An effective negative evaluation rebuttal must be a well-constructed written document. Additionally, your rebuttal should address the fundamental reason(s) why your performance evaluation is either inaccurate, unjust or both. Without compelling evidence and a persuasive argument, your rebuttal is unlikely to succeed. While service members have the right to prepare a rebuttal on their own, it is not in their best interest to do so. Effectively rebutting a negative evaluation is a highly complex task that requires assistance from an experienced professional.

Your Case is Unique, It Deserve Personalized Attention

Ultimately, all personnel action cases have their own unique set of facts. If you are seeking to challenge a negative evaluation, you need to work with an attorney fully understands the military’s administrative justice process and who will be able to give your claim the personalized attention that it rightfully deserves. Further, you should work with a UCMJ attorney who has the experience necessary to handle your specific case. Our firm focuses exclusively on military cases and we have handled many adverse performance evaluation claims. We can help you if your case involves:
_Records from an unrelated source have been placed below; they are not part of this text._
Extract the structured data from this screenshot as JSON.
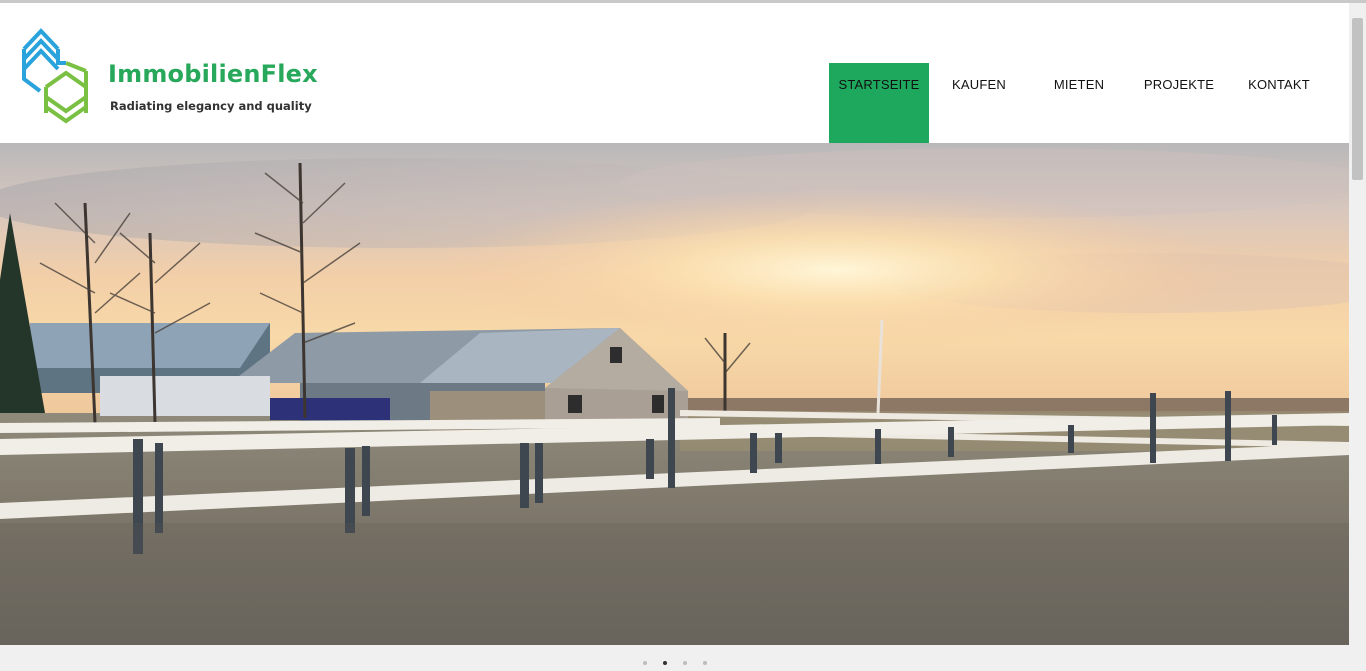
{
  "brand": {
    "name": "ImmobilienFlex",
    "tagline": "Radiating elegancy and quality"
  },
  "nav": {
    "items": [
      {
        "label": "STARTSEITE",
        "active": true
      },
      {
        "label": "KAUFEN",
        "active": false
      },
      {
        "label": "MIETEN",
        "active": false
      },
      {
        "label": "PROJEKTE",
        "active": false
      },
      {
        "label": "KONTAKT",
        "active": false
      }
    ]
  },
  "slider": {
    "slide_count": 4,
    "active_slide": 2
  },
  "colors": {
    "accent": "#1ea85e",
    "logo_blue": "#2aa3dc",
    "logo_green": "#7ac043"
  }
}
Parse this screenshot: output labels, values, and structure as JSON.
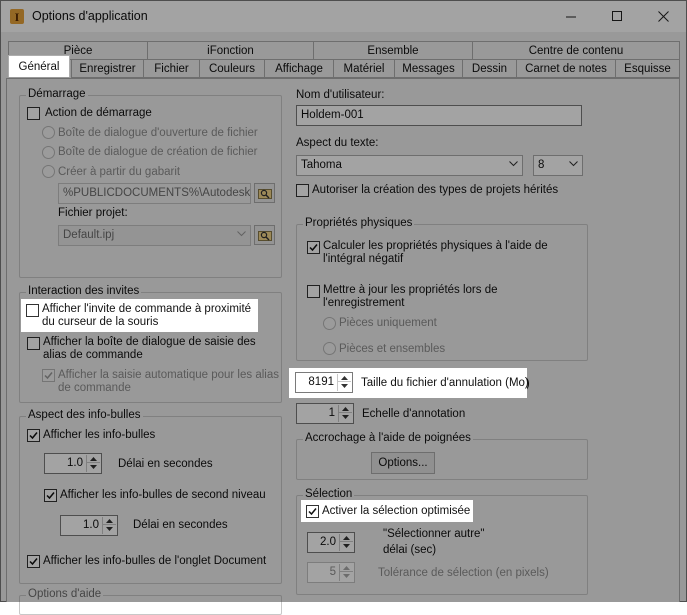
{
  "window": {
    "title": "Options d'application",
    "minimize_glyph": "—",
    "maximize_glyph": "☐",
    "close_glyph": "✕",
    "icon": "inventor-app-icon"
  },
  "tabs_row1": [
    "Pièce",
    "iFonction",
    "Ensemble",
    "Centre de contenu"
  ],
  "tabs_row2": [
    "Général",
    "Enregistrer",
    "Fichier",
    "Couleurs",
    "Affichage",
    "Matériel",
    "Messages",
    "Dessin",
    "Carnet de notes",
    "Esquisse"
  ],
  "active_tab": "Général",
  "left": {
    "startup": {
      "title": "Démarrage",
      "action_label": "Action de démarrage",
      "action_checked": false,
      "opt_open": "Boîte de dialogue d'ouverture de fichier",
      "opt_create": "Boîte de dialogue de création de fichier",
      "opt_template": "Créer à partir du gabarit",
      "template_path": "%PUBLICDOCUMENTS%\\Autodesk\\Inv",
      "project_label": "Fichier projet:",
      "project_value": "Default.ipj"
    },
    "prompts": {
      "title": "Interaction des invites",
      "cmd_prompt_label": "Afficher l'invite de commande à proximité du curseur de la souris",
      "cmd_prompt_checked": false,
      "alias_dialog_label": "Afficher la boîte de dialogue de saisie des alias de commande",
      "alias_dialog_checked": false,
      "autocomplete_label": "Afficher la saisie automatique pour les alias de commande",
      "autocomplete_checked": true
    },
    "tooltips": {
      "title": "Aspect des info-bulles",
      "show_label": "Afficher les info-bulles",
      "show_checked": true,
      "delay1_value": "1.0",
      "delay1_label": "Délai en secondes",
      "second_label": "Afficher les info-bulles de second niveau",
      "second_checked": true,
      "delay2_value": "1.0",
      "delay2_label": "Délai en secondes",
      "doc_tab_label": "Afficher les info-bulles de l'onglet Document",
      "doc_tab_checked": true
    },
    "help_title": "Options d'aide"
  },
  "right": {
    "username_label": "Nom d'utilisateur:",
    "username_value": "Holdem-001",
    "text_appearance_label": "Aspect du texte:",
    "font_value": "Tahoma",
    "size_value": "8",
    "legacy_label": "Autoriser la création des types de projets hérités",
    "legacy_checked": false,
    "physical": {
      "title": "Propriétés physiques",
      "negative_label": "Calculer les propriétés physiques à l'aide de l'intégral négatif",
      "negative_checked": true,
      "update_label": "Mettre à jour les propriétés lors de l'enregistrement",
      "update_checked": false,
      "parts_only": "Pièces uniquement",
      "parts_assemblies": "Pièces et ensembles"
    },
    "undo_value": "8191",
    "undo_label": "Taille du fichier d'annulation (Mo)",
    "annotation_value": "1",
    "annotation_label": "Echelle d'annotation",
    "grips": {
      "title": "Accrochage à l'aide de poignées",
      "options_button": "Options..."
    },
    "selection": {
      "title": "Sélection",
      "optimized_label": "Activer la sélection optimisée",
      "optimized_checked": true,
      "select_other_value": "2.0",
      "select_other_label_1": "\"Sélectionner autre\"",
      "select_other_label_2": "délai (sec)",
      "tolerance_value": "5",
      "tolerance_label": "Tolérance de sélection (en pixels)"
    }
  }
}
  • Air Force: Officer Performance Reports (OPR) and Enlisted Performance Reports (EPR)
  • Army: Officer Evaluation Reports (OER) and Non-commissioned Officer Evaluation Reports (NCOER)
  • Navy: Enlisted Evaluations and Fitness Reports (FITREP)
  • United States Marines: Performance Evaluation and Fitness Reports
  • U.S. Coast Guard: Performance Reviews

Contact Our Office Today

At the Law Office of Jocelyn C. Stewart, our UCMJ specialists have extensive experience handling military administrative matters, including rebuttals of negative evaluations. Let us use our skills and experience to help protect your professional interests. For a review of your case, please call our team today at 253-317-8494. We have offices in Anchorage, AK and Tacoma, WA, and, including in Germany, South Korea and Japan.